The PCA-80 system was designed to carry an encapsulated power supply that fits on the PCA-80 board if another 12volt dc source is not already available.  The Power Gorilla from Cosel USA is a dependable auto ranging power supply that operates the PCA-80 from a 120 or 240vac source with a max input current of 300ma and output current of 900ma @ 12vdc.

Assuming one solid state relay load per output, about 10ma per relay, up to 80 channels may be used using one PCA-80 depending on how many channels are turned on at a time and how long they are turned on during a sequence.
Adding another PCA-80 with the clock and address IC's removed down the line will allow adding more channels, renewing the power load while keeping any additional channels in sync - allowing lighting systems hundreds of channels wide possible. For systems requiring 60 or more channels where many channels are on most of the time, using a heavier external 12vdc supply is recommended and use a  PCA-80-12vdc that has no on-board power supply.

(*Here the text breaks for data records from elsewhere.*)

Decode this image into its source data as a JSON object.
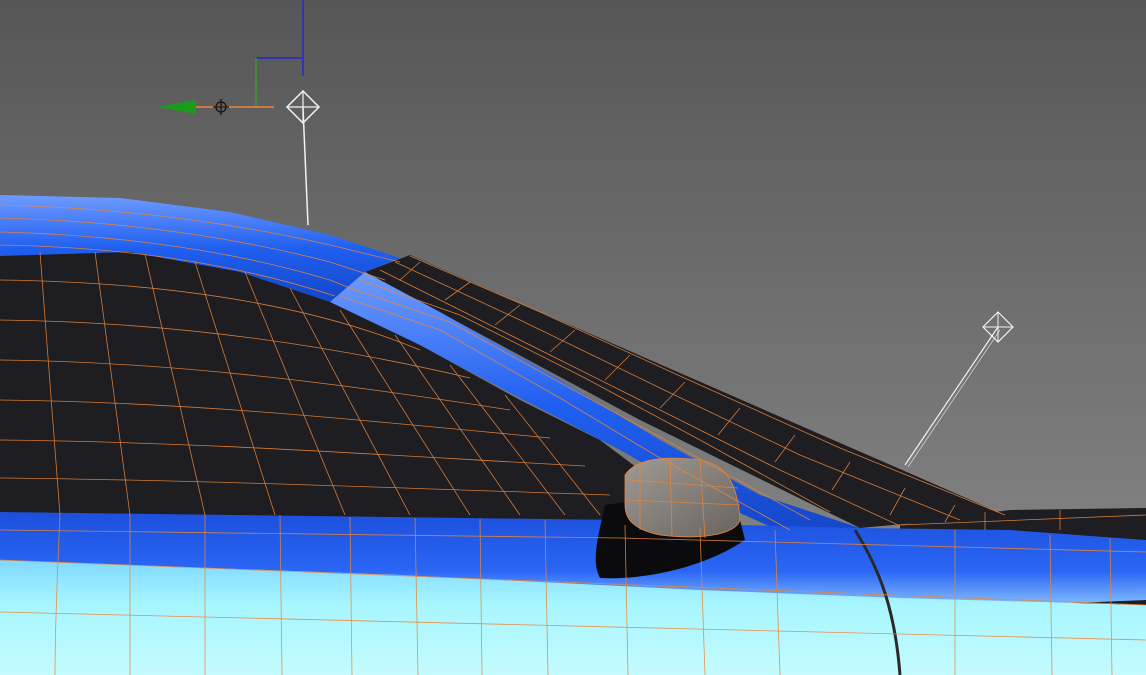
{
  "viewport": {
    "background_top": "#565656",
    "background_bottom": "#8c8c8c"
  },
  "scene": {
    "body_paint": "#1f5ff0",
    "body_highlight": "#5a8cff",
    "glass": "#1d1d22",
    "lower_panel": "#a8f6ff",
    "wireframe": "#e8863a",
    "mirror_shell": "#8a8480",
    "mirror_shadow": "#0b0b0d"
  },
  "gizmo": {
    "x_axis_color": "#1a9c1a",
    "y_axis_color": "#2828c8",
    "z_axis_color": "#3a9a3a",
    "handle_color": "#f2f2f2",
    "icons": [
      "move-gizmo-icon",
      "target-handle-icon",
      "light-target-icon"
    ]
  }
}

 Outputs:

PCA-80/PBZ-08's outputs will directly drive any combination of the following on any output or channel:

  • LED's with a current limiting resistor - usually 570 to 1000 ohms.
  • Low power mechanical relays with a 12vdc coil and reverse blocking diode.
  • Any dc input solid state relay compatible with 12vdc.
  • Low power 12vdc lamps that the total current does not exceed the driver IC capacity - additional heat sink may be required.

All outputs are12vdc positive common and the grounds switched by a ULN2803 or equivalent eight channel darlington transistor array IC.   LED"s and some low power 12vdc lamps may be powered directly from the PCA-80 board if not to exceed 600ma total for those eight channels being on at a time.


How dependable are they:

This board set was designed back in the beginning of 1992 and started being implemented July of that year.  Since that time, there have been around 120 systems using these controller board sets.  Out of that 120:

Four or  five PCA-80 power supplies were replaced and sent back into service.   Two of those, the customers had told me that the neutral was dropped in multi-phase electrical systems.

Two PCA-80's came in for repair where the power input connector soldered to the board pads had got moisture under the connector and "flashed" so that the power traces on the board had - gone away - for about a half an inch. Since then, a marine silicone product is used under that connector.

One PCA-80 board came back with a transistor array integrated circuit - solid state relay driver chip - had failed.

One PCA-80 board came back with an open or failed clock speed adjusting pot.

Problems with PBZ-08's:

Knock on wood - none yet...

 Note: Lighting sequences programmed by LCS are burned into OTP or One Time Programmable Read Only Memories so the program will not be erased.